          The impeller, its blades, and housing are typically constructed with materials compatible with the working fluid. However, blade wear may still occur. When the impeller comes in direct contact with the working fluid, dust and other particles hit the blades. Over time, the edges erode, changing the blade profile. This development may change the performance curve of the fan and leads to a new operating point.

          Impeller blades should be kept free of any accumulation. Dust and particle accumulation or changes in blade shape may cause impeller imbalance. This condition often leads to nonuniform bearing and shaft loads.

          In vane-axial fans, the impeller housing must also be kept free of any particulate accumulation. Buildup of particulate reduces the clearance between the housing and blade tip, leading to a grazing of the blade tip and housing. This condition results in blade tip wear and also changes the performance curve of the fan.

          Industrial fan systems consume approximately 13.7% of overall U.S. industrial electricity. Market assessments show that the potential for significant energy savings exists for these systems. The U.S. Department of Energy’s BestPractices Program encourages users to adopt a systems approach to fan systems, following the guidelines discussed to achieve these predicted savings, and then to maintain and operate systems properly to retain these energy benefits.

          —Edited by Jeanine Katzel, Senior Editor, 630-320-7142, * The authors wish to thank A.T. McKane, Lawrence Berkeley National Laboratory, and C. Romanowski, American Council for an Energy Efficient Economy, for their assistance with this article.

          More info

          Fans and Systems, AMCA Publication 201-90, and Field Performance Measurement of Fan Systems, AMCA Publication 203-90, are available from the Air Movement and Control Association Intl., Inc., 30 W. University Dr., Arlington Heights, IL 60004-1893; 847-394-0150; fax: 847-253-0088; .

          MotorMaster+ 3.0 Windows-based software was developed for the U.S. Department of Energy’s BestPractices Program and is available at no cost from the web site:

          ASDMaster, an adjustable speed drive evaluation and applications software package, is available from the Electric Power Research Institute, 3412 Hillview Ave., Palo Alto, CA 94304; 800-313-3774; .

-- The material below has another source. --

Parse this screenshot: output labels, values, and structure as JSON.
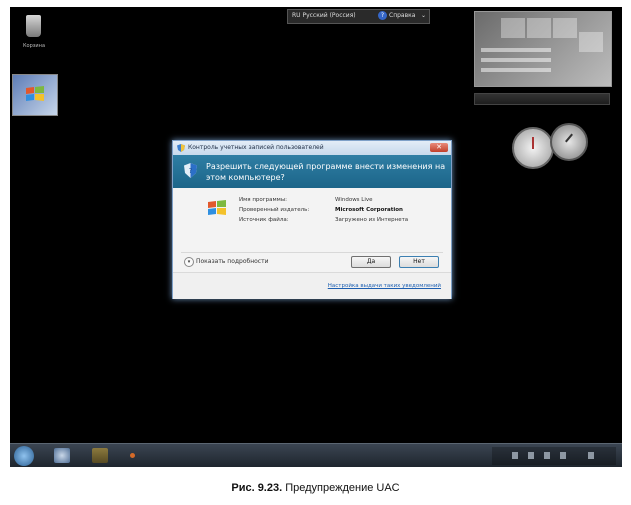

          Technical questions about this article may be directed to author Riyaz Papar by phone at 202-646-7950, or by e-mail at mailto:RAPapar@